Urihani – Music for the Planet

Urihani - Music for the Planet

Over the decades, music has become more and more of a commercial commodity, strategically created to appeal to the masses. If one thing is successful, a dozen copies are made and we eat it up like candy. It’s made entirely for the big bucks. Rarely do we find a music project involving a unique sound and a unique message, humble to its own merit. Luckily, I found Urihani and Music for the Planet, a new age collaboration rooted in environmental protection and awareness. Musically, it’s quite life affirming too.

Urihani, which means “spirit of the trees, spirit of the forest” in Yanomami, began in 2003 and is built around the compositions of Philippe Moreau and Jeff Alcaras. It aims to “…sensitize everyone to environmental problems through an artistic approach,” delivering “…an optimistic message, a hymn to life.” Moreau and Alcaras gather musicians and vocalists (of several languages and styles) to convey a universal emotion. It is a diverse, intriguing and beautiful album that suits the nature it seeks to preserve.

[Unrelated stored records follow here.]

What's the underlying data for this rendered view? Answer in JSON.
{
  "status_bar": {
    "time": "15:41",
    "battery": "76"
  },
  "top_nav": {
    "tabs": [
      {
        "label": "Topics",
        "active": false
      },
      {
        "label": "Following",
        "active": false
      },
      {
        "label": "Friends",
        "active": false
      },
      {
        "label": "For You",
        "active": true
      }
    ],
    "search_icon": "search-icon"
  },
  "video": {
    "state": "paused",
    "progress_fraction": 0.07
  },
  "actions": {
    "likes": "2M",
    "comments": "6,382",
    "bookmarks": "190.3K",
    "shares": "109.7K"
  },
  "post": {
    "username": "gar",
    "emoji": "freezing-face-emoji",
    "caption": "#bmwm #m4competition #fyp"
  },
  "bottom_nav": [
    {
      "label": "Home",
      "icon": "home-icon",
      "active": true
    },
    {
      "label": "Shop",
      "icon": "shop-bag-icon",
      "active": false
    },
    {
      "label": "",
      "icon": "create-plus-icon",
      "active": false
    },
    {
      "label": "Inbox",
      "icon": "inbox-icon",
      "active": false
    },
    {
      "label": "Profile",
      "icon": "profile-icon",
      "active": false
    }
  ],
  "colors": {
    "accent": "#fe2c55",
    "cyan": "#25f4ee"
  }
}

Music for the Planet begins with “Lost Souls,” which is full of tribal rhythms and the chanting of Bahia Ouakssas. It is an inspirational experience of earthy wind and string instruments combined with some electronic percussion. Ouakssas sings in a foreign language, but her voice is beautiful enough to satisfy anyone. “2 Late ?,” my favorite track, could definitely be the album’s single. It has a space/pop quality, including synthesized atmosphere, drums, flutes and guitars, combined with the lovely voice of Emily Spiller (who draws comparison to Anneke van Giersbergen). She sings several melodies, all of which stick in your mind, and overall it would fit perfectly on an Ayreon album, such as 01011001 or Universal Migrator Part 1: The Dream Sequencer.

“Over Me” continues the space/pop vibe, albeit with the operatic duet of Nathalie Leonoff & Patrick Texier. Somehow, intangibly I suppose, Urihani does convey a sense that there is a problem in our world (for them, it’s the environment, but for you, it could be different) that needs immediate fixing. If you aren’t a fan of opera, know that the music accompanying the vocals is involving enough to keep interest. The horns and keyboard note intervals are especially affective. “There Inside” is almost electronic dance synth, appropriate for a club. Fred Caramia (whose gravely, almost out of tune style is similar to Aviv Geffen from Blackfield) brings a seriousness that keeps the track from being annoying and elevates its quality.

Continuing the electronica feel is the instrumental “High Speed,” which would fit in at a rave full of neon lights. It’s basically looped drum patterns with random effects sprawling across the stereo channels. Kind of useless, honestly, but Music for the Planet redeems itself with “One Way To Move,” again featuring Spiller, this time carrying a noir quality similar to Amy Winehouse. She sings in the seductive style of Billie Holiday and allows falsetto non-lexical vocables to accompany her. Again the music is smooth and affective, using subtle cymbals and keyboard timbres.

Leonoff sings opera again on “May Be,” which again keeps us listening with intriguing piano and horn variations. It does feel like a continuation of “Over Me.” “Uncertain Experiment” is another instrumental, but this one is very powerful and moving. It features electric guitar and great syncopation over a synthesized melody, which carries a lot of implicate importance. “Some of Them” (again with Spiller) builds slowly with jazz trumpet and more prominent non-lexical vocables. Her multi-tracked vocals create a warm sound, and her different styles of singing throughout Music for the Planet is one of the album’s greatest strength.

A third instrumental comes with “Fragmentation,” which combines organ chord progressions and futuristic countermelodies as its momentum. And of course, there’s programmed drumming. Caramia closes the album with “Another End,” which begins with fragile piano. It’s one of the most conventionally appealing and straightforward tracks, and also simply one of the best. It’s a great closing track, bringing a lot of melancholy about a dying environment. Caramia sings his message with passion, surrounded by your typical rock instruments and some delicate organ and strings, and it’s easy to get lost in its mood.

Music for the Planet is very moving commentary about our dying planet, critiquing our ambivalence and urging us to care more. It combines familiar rock templates with the refreshing instruments of other cultures, wrapping it all in a casing of futuristic, spacey sounds. Perhaps this welding goes beyond aesthetic, auditory pleasure, symbolizing that if we don’t cherish and acknowledge the world we have now, we are doomed in the years to come. Whatever its statement, you will be moved by Urihani emotionally, and hopefully for their cause, moved to action as well.

Lost Souls